Join our community of smart investors

Banks: stronger on risk reduction than earnings

The UK's major banks improved on litigation costs and bad loans during the third quarter, but income generation was patchy
Banks: stronger on risk reduction than earnings

Analyst opinion as to which constituents qualify for the 'favourites' and 'outsiders' tags within UK banking must be among the most wide-ranging of all sectors in the UK. This is perhaps unsurprising given the differing paths mainstream banks have taken towards resolving a plethora of legacy issues, even though there is considerable overlap. Updates on the third-quarter progress of the banks inspired a similar level of divergence – consensus on the sector remains elusive.

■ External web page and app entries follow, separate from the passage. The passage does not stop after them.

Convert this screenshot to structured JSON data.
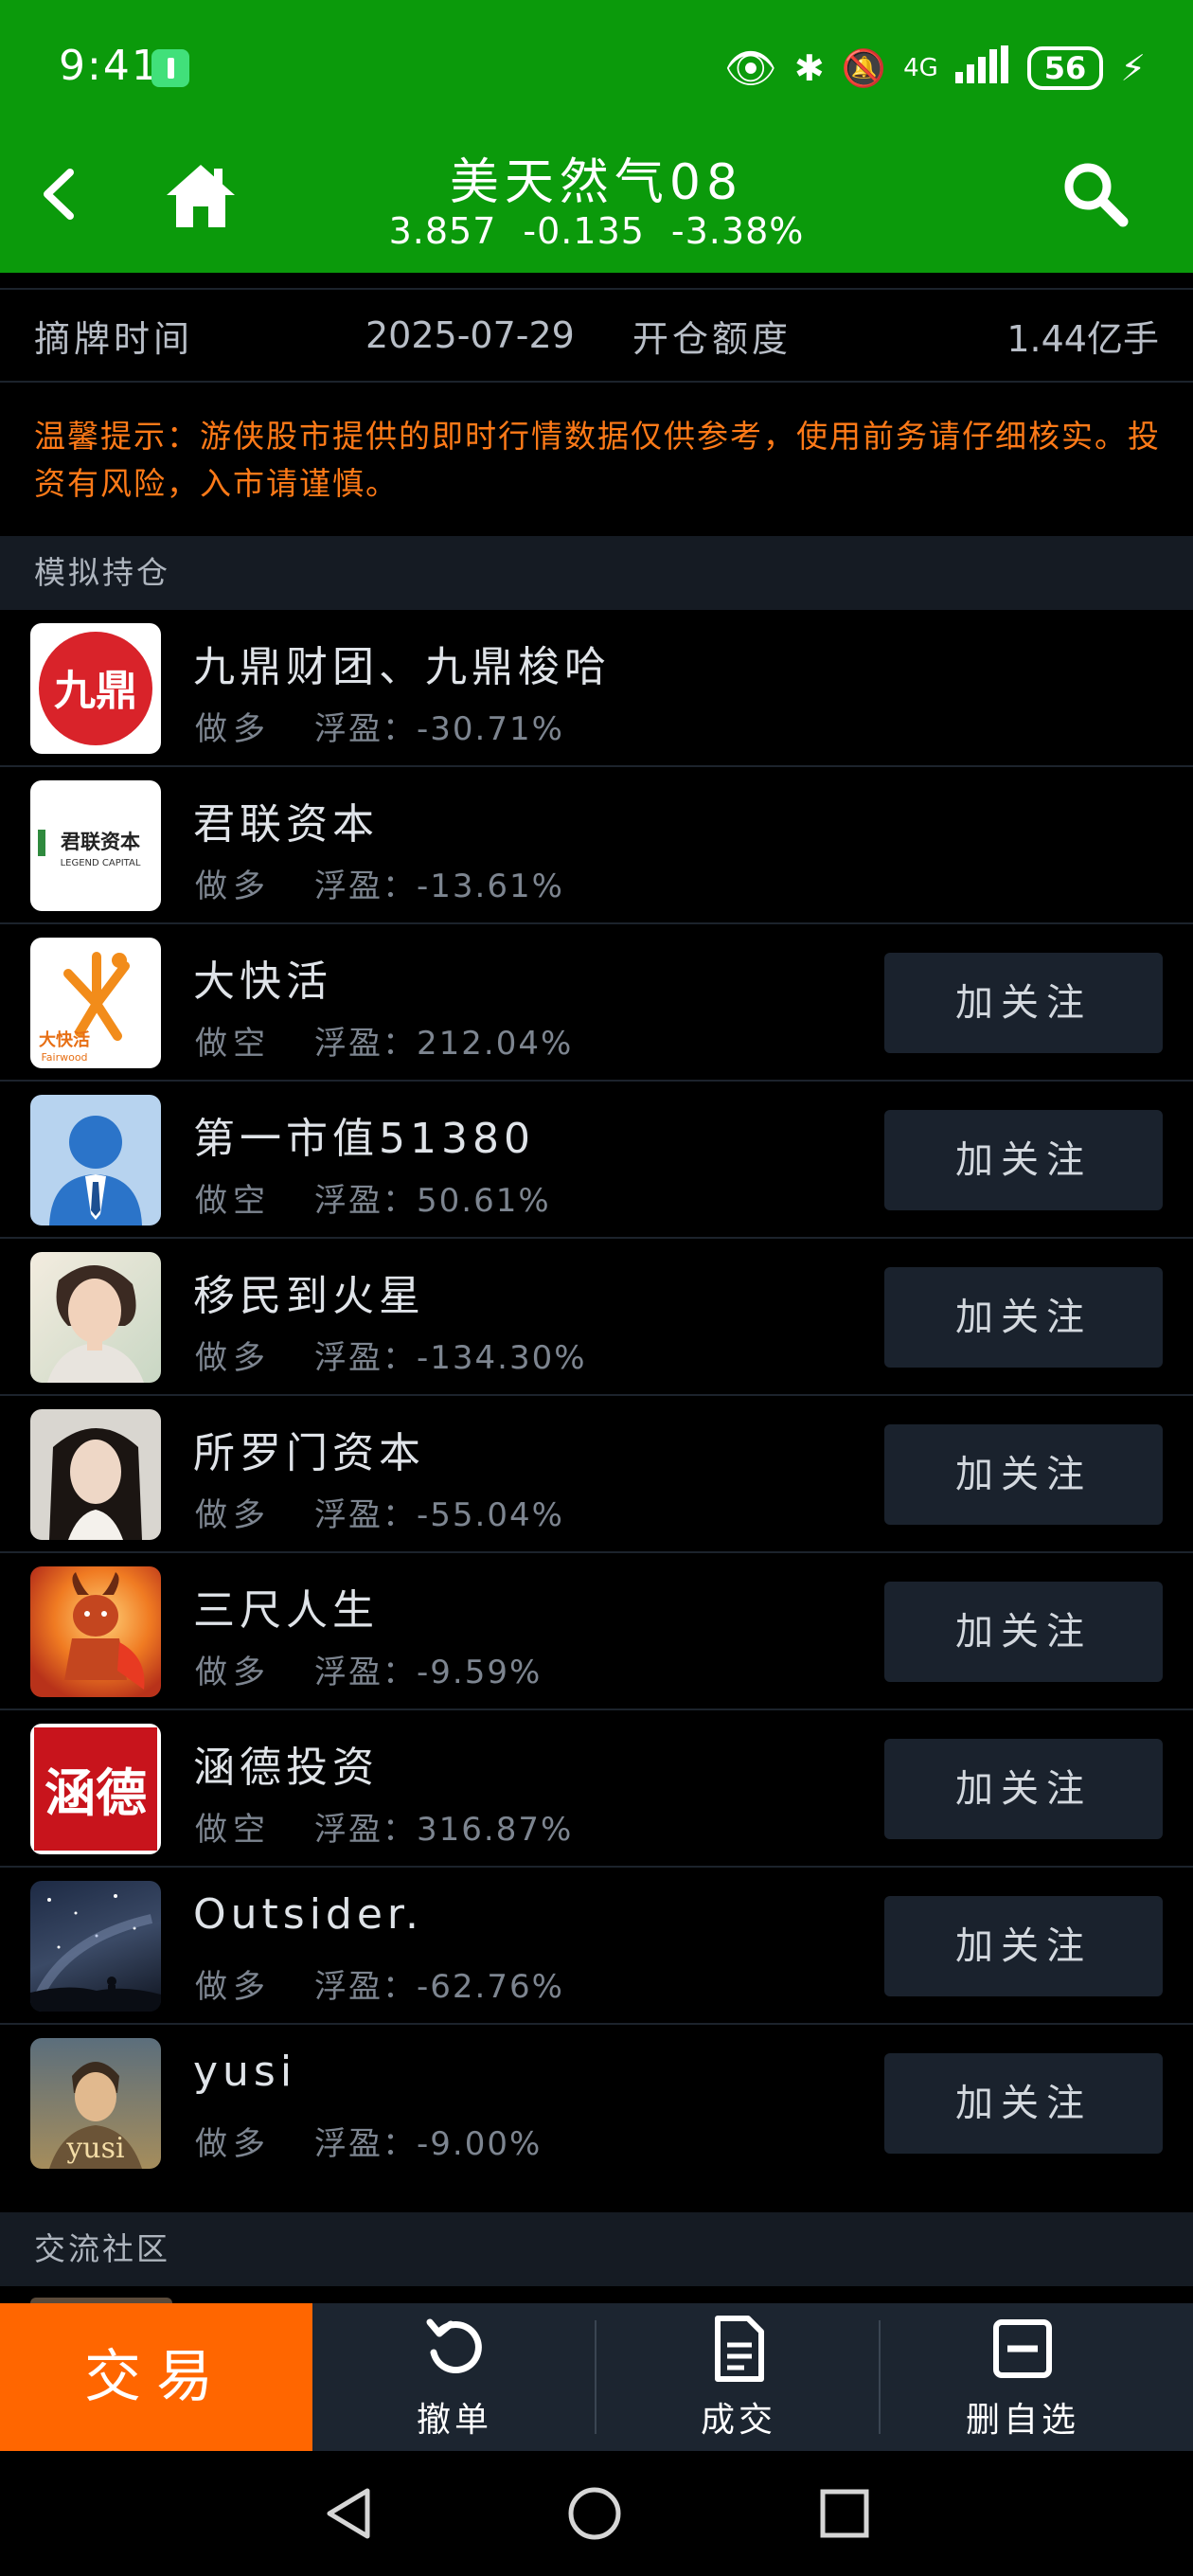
{
  "status_bar": {
    "time": "9:41",
    "network": "4G",
    "battery": "56"
  },
  "header": {
    "title": "美天然气08",
    "price": "3.857",
    "change": "-0.135",
    "change_pct": "-3.38%"
  },
  "info": {
    "delist_label": "摘牌时间",
    "delist_value": "2025-07-29",
    "open_label": "开仓额度",
    "open_value": "1.44亿手"
  },
  "notice": "温馨提示：游侠股市提供的即时行情数据仅供参考，使用前务请仔细核实。投资有风险，入市请谨慎。",
  "sections": {
    "positions": "模拟持仓",
    "community": "交流社区"
  },
  "float_label": "浮盈：",
  "follow_label": "加关注",
  "positions": [
    {
      "name": "九鼎财团、九鼎梭哈",
      "direction": "做多",
      "float": "-30.71%",
      "follow": false
    },
    {
      "name": "君联资本",
      "direction": "做多",
      "float": "-13.61%",
      "follow": false
    },
    {
      "name": "大快活",
      "direction": "做空",
      "float": "212.04%",
      "follow": true
    },
    {
      "name": "第一市值51380",
      "direction": "做空",
      "float": "50.61%",
      "follow": true
    },
    {
      "name": "移民到火星",
      "direction": "做多",
      "float": "-134.30%",
      "follow": true
    },
    {
      "name": "所罗门资本",
      "direction": "做多",
      "float": "-55.04%",
      "follow": true
    },
    {
      "name": "三尺人生",
      "direction": "做多",
      "float": "-9.59%",
      "follow": true
    },
    {
      "name": "涵德投资",
      "direction": "做空",
      "float": "316.87%",
      "follow": true
    },
    {
      "name": "Outsider.",
      "direction": "做多",
      "float": "-62.76%",
      "follow": true
    },
    {
      "name": "yusi",
      "direction": "做多",
      "float": "-9.00%",
      "follow": true
    }
  ],
  "avatar_text": {
    "jiuding": "九鼎",
    "junlian_cn": "君联资本",
    "junlian_en": "LEGEND CAPITAL",
    "fairwood_cn": "大快活",
    "fairwood_en": "Fairwood",
    "hande": "涵德",
    "yusi": "yusi"
  },
  "tabbar": {
    "trade": "交易",
    "cancel": "撤单",
    "deals": "成交",
    "remove": "删自选"
  },
  "colors": {
    "brand_green": "#0b9a0b",
    "accent_orange": "#ff6600",
    "notice_orange": "#ff7a18"
  }
}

There were positives and negatives for all the sector’s major players. However, one common thread was a marked reduction in one-off remedial charges, provisions and litigation costs linked to legacy issues – a perpetual drag on earnings since regulators started turning the screw subsequent to the global financial crisis. Lloyds (LLOY) avoided any further provisions for payment protection insurance (PPI) during the third quarter, compared with the £1bn taken at the same time in 2016. Likewise, Barclays (BARC) saw a hefty year-on-year reduction in these types of costs, while the closure of its non-core operations in July also helped bring down its operating expenses by 9 per cent. Royal Bank of Scotland (RBS) also felt the benefits of reduced conduct, litigation and restructuring costs, which resulted in a consensus-beating decline in operating expenses of more than a quarter. So far this year, the group has cut its operating expenses by £708m, excluding VAT recoveries, against a full-year target of £750m.           

All the banks posted an increase in their common tier one equity ratios – as a proportion of their risk-weighted assets – compared with the same time in 2016. This was predominately achieved by reducing risk-weighted assets, rather than a real uplift in capital generation. Income performance continues to be patchy within the sector.

Lloyds continues to rise to the challenge of trading in a low rate environment. Operating as a 'plain vanilla' retail bank may not have the potential to deliver the same returns as an investment banking enterprise, but that didn’t stop it generating another uplift in its net interest margin. This increased to 2.9 per cent during the third quarter, up from 2.69 per cent year on year. That’s partly due to its June acquisition of higher-margin credit card business MBNA from Bank of America. In fact, management upgraded its capital generation expectations for the full year to between 225 and 240 basis points, well up on the range of 170 to 200 basis points initially flagged. Given the Prudential Regulation Authority’s decision to increase its Pillar 2A capital requirements – financial buffers determined by a lender’s idiosyncratic risks – this upgrade bodes well for Lloyds’ ability to maintain its progressive dividend policy.

On the flipside, it could be argued that Barclays’ third-quarter performance provides some vindication for those who argued that its interests would be best served by a shift towards a retail-only banking model. Income from its investment banking operations was reduced by almost a fifth, largely due to a weaker performance from its markets business, which has suffered due to continued low volatility. That meant that even though pre-tax profits were up a third year on year, they missed consensus forecasts by almost a quarter. 

Standard Chartered (STAN) also missed consensus expectations for income despite posting a 4 per cent year-on-year increase. This anaemic growth was enough to send its shares down 6 per cent on the day of the update. The good news was that the loan impairment charges that have restrained profitability during the past two years continued to decline – down 42 per cent year on year.  

For Asia-focused peer HSBC (HSBA), despite generating a rise in revenue of more than a third, a rising cost base outstripped the rate of income growth, resulting in a negative 'jaws ratio'. That’s not to say that its ‘Asia pivot’ didn’t pay off – net operating income was up in the region by 10 per cent year on year to $6.6bn (£5.1bn). The increase in operating expenses was due to higher performance-related pay, pension and severance costs. Crucially for income seekers, its CET1 ratio was 14.6 per cent. That meant the group maintained a healthy buffer to its minimum range of 12 to 13 per cent, vital for the maintenance of its generous dividend policy.